WHAT IS BEING ASKED:
Give the data again, word for word.

INPUT RECORDS:
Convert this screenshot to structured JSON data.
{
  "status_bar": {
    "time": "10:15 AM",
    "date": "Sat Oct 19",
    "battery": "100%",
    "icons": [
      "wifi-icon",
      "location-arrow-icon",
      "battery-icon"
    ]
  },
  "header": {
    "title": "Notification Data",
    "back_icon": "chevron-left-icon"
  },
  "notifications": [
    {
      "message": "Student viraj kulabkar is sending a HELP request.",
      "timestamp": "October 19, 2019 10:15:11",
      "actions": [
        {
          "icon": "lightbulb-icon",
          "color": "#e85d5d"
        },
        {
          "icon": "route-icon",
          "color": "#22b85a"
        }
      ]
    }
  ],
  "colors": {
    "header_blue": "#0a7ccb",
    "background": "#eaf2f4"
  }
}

WORKED SOLUTION:
Convert this screenshot to structured JSON data.
{
  "status_bar": {
    "time": "10:15 AM",
    "date": "Sat Oct 19",
    "battery": "100%",
    "icons": [
      "wifi-icon",
      "location-arrow-icon",
      "battery-icon"
    ]
  },
  "header": {
    "title": "Notification Data",
    "back_icon": "chevron-left-icon"
  },
  "notifications": [
    {
      "message": "Student viraj kulabkar is sending a HELP request.",
      "timestamp": "October 19, 2019 10:15:11",
      "actions": [
        {
          "icon": "lightbulb-icon",
          "color": "#e85d5d"
        },
        {
          "icon": "route-icon",
          "color": "#22b85a"
        }
      ]
    }
  ],
  "colors": {
    "header_blue": "#0a7ccb",
    "background": "#eaf2f4"
  }
}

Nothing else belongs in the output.